A passionate dream

I know this will sound a bit aloof, but I have a dream. A dream that software can change the World. Change it to a better place.

For software to be able to do this, we need brilliant and passionate developers. I am not a brilliant developer, but I am good and I am very passionate, which makes me more than halfway there.

How do you become brilliant? I’m sorry to be harsh, but if you are not passionate, you will never become brilliant. You can be good, even better than good, but to really shine you have to be passionate. The problem with passion is (as anyone who has been in love will confirm) that it can devour and engulf you. It will take an inordinate amount of the available time of your life. And you may – like me – feel that you never have enough time, because what you do is simply SO exhilarating.

Besides being passionate you should also be open minded. Never (hardly) think that you have the only right solution to a problem, unless you really have it (you just might). Do not be weary about standing on the shoulders of others. As Knuth said: “Software is hard”. And it is no shame to build your work on top of the work of other brilliant minds.

Building on top of the work of others of course requires that you actually know of the work of these others. Today it has become widely used to blog about your knowledge. And blogs are a valuable tool to find specific technical information. It has become a necessary substitute for the often more than lacking documentation that the various frameworks suffer from.

Reading books can be another very good way to learn. There is so much precious information in books – and at times not so much information as just pages. A lot of computer science theory has been described in books, so if you – for some reason – skipped the computer science classes, you may be able to teach yourself by reading books.
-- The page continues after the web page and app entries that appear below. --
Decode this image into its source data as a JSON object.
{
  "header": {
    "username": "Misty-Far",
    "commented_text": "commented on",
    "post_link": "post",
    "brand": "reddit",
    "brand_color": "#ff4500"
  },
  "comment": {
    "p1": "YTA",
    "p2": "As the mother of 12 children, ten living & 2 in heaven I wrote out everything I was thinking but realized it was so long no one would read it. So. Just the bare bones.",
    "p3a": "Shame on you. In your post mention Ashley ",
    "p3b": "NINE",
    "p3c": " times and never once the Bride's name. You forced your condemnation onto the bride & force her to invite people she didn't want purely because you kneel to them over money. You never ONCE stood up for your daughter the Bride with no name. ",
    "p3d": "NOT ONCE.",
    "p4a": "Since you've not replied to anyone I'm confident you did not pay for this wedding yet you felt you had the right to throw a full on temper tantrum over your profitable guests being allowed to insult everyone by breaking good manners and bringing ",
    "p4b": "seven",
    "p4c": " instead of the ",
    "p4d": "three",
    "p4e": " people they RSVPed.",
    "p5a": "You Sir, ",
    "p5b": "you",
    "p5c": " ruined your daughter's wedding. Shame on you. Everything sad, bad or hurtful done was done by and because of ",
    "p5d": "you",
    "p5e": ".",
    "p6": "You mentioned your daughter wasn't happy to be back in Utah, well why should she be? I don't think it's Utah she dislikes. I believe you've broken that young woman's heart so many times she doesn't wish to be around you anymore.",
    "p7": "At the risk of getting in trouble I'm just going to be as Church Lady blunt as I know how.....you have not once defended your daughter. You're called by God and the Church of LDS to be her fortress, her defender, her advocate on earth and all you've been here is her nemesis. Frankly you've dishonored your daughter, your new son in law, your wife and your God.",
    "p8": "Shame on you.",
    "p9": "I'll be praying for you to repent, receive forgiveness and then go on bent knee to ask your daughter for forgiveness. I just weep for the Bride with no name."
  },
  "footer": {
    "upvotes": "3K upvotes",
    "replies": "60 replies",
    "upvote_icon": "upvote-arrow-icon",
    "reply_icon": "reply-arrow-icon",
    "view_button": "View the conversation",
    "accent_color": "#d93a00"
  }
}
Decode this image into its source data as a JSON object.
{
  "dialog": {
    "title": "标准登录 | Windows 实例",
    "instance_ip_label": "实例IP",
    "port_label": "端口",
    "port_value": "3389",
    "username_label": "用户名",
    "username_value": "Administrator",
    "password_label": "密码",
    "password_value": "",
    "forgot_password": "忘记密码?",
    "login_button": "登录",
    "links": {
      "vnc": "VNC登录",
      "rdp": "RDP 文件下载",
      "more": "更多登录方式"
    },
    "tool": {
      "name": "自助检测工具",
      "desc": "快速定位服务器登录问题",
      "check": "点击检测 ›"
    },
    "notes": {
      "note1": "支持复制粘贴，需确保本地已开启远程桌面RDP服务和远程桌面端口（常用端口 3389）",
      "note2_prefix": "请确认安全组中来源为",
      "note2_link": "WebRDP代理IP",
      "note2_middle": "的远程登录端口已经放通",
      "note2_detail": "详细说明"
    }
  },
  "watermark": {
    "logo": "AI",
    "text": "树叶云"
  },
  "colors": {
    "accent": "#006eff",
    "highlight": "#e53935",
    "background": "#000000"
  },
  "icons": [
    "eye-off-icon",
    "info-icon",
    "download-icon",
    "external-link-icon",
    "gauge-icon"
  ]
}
Education and training is an obvious way to learn. I fought my way through university to get a Master’s in Computer Science. To me it was rough, but I am glad that I did it. I try to keep up to date by attending training classes – not as many as I would like – they tend to be expensive. But I like going.
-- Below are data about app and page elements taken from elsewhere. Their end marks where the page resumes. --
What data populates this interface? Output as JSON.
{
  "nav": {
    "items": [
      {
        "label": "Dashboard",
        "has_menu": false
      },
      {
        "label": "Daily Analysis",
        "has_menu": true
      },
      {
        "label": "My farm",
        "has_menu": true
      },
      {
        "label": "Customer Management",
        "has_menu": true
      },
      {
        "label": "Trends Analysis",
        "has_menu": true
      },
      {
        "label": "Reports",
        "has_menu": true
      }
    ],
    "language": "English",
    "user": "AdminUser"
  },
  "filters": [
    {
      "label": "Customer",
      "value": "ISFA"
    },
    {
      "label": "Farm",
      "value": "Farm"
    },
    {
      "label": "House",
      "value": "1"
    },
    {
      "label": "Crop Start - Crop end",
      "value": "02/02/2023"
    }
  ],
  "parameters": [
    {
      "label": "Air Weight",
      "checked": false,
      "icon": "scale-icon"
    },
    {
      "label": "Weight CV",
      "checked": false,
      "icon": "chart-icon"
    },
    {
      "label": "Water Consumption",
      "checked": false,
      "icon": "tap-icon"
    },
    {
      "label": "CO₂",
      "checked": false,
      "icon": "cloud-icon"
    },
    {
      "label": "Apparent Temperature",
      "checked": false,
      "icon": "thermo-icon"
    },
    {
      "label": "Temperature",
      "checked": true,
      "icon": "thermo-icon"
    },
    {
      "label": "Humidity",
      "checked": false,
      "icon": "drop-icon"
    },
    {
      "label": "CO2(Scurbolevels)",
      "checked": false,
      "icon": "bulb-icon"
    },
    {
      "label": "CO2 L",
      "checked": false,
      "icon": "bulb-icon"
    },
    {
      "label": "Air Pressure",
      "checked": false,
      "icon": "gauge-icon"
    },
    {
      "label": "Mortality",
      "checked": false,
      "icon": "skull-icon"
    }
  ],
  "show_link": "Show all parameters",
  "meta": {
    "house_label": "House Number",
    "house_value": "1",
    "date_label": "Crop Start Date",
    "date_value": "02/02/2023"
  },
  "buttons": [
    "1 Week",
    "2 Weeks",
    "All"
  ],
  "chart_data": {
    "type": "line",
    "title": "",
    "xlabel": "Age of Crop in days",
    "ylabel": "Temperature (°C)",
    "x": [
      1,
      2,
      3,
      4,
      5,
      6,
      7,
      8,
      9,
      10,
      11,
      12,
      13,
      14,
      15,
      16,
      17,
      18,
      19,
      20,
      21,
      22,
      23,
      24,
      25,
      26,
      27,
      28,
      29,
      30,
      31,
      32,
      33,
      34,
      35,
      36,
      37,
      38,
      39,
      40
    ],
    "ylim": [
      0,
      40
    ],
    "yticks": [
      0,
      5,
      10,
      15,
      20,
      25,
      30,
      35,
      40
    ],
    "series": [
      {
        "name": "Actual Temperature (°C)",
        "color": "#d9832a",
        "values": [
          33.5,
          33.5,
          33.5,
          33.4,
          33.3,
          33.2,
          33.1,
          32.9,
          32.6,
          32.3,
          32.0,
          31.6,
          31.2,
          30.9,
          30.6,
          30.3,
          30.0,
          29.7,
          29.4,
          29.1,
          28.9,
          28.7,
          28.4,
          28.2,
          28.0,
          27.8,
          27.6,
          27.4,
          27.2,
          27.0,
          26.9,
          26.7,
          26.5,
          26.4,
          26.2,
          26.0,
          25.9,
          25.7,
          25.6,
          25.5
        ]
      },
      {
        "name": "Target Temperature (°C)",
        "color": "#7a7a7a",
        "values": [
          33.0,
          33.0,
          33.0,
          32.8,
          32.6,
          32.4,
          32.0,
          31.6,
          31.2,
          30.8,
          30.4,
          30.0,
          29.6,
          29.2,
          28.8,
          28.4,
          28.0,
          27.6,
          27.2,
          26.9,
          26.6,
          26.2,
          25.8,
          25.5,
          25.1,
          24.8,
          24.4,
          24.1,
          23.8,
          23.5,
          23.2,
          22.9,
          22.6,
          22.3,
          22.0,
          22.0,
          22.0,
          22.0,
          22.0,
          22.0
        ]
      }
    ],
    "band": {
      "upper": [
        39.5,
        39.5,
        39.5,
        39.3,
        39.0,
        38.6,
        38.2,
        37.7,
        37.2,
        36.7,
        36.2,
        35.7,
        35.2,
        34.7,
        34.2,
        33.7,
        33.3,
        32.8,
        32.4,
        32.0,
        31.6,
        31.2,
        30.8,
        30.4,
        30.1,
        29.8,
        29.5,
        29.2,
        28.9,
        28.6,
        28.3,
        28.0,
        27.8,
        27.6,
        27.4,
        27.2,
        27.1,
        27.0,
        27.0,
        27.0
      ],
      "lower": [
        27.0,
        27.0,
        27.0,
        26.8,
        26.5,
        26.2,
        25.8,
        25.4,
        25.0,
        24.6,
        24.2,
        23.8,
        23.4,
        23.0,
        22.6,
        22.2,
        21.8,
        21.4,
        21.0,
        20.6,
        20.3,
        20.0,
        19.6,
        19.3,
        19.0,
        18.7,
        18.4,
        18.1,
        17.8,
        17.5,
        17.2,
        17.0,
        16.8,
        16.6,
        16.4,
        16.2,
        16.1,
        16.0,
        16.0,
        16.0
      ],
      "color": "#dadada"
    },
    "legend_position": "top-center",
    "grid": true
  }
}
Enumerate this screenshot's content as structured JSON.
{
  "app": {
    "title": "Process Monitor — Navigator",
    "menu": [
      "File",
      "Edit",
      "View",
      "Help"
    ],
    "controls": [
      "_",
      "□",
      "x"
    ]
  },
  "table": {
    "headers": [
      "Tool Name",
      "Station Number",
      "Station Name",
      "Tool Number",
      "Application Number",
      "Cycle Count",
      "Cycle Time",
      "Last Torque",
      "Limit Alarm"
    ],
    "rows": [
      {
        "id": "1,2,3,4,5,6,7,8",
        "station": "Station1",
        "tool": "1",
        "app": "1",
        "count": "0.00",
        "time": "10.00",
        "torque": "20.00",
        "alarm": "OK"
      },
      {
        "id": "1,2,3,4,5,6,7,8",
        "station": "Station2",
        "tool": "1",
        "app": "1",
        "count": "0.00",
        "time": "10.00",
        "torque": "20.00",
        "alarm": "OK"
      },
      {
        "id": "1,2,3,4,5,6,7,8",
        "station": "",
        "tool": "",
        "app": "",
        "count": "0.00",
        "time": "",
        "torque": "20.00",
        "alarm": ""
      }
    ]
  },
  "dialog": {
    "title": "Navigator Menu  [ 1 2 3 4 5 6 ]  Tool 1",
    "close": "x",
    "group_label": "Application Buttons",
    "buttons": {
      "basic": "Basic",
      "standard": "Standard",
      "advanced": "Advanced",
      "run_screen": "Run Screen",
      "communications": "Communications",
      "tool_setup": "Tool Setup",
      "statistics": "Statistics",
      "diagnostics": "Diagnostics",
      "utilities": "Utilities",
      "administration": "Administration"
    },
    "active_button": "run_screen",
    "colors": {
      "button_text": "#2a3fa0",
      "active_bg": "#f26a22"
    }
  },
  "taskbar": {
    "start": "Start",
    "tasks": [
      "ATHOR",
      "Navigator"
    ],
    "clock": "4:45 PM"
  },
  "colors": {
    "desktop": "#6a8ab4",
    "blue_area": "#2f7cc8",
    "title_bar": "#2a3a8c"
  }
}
For me there is no doubt that I learn best by doing. No doubt at all. But I also very much like to theorize about a lot of things. I just like thinking about stuff, trying to work it out in my head. Quite often the real solution comes out in a somewhat different looking way.

One of the amazing things with the field of software is that there are so many sub-fields in which you can immerse yourself, which means that more developers than you may think will be able to find an area in which they can be passionate and hopefully grow to become brilliant.

Your way towards brilliance may be long and windy and full of detours. At times tiresome, at times fun and exciting. On the way you will learn a lot about what you definitely should not focus on.

I know for a fact that I should not focus on mathematically intensive areas. I also know that I’m weak in the language areas – especially functional languages, which I, for some reason, always have had difficulties wrapping my brain around. I would like to improve my skills here, though. And may even get around to be doing something serious about it. I did start on “7 Programming Languages in 7 Weeks”, but a bit more than 7 weeks have now gone by. Eventually I will return to it, but I must say that Prolog is hard. At least as difficult for me as functional languages, of which I have spent the most time on F#.

To be honest I am not yet very focused in my efforts, although I do have some areas of particular interest (not necessarily to be confused with actual endeavors): I like databases, especially SQL Server, and I have an interest in development tools – that is: tools that help developers in their efforts to produce the brilliant software the world needs to be changed. I might end up focusing more on this area, but then again:

There is just so much exciting stuff going on in the world of software.

EDIT:

Dr. Dobbs has two articles along the same lines:

What Makes Great Programmers Different?

What Makes Bad Programmers Different?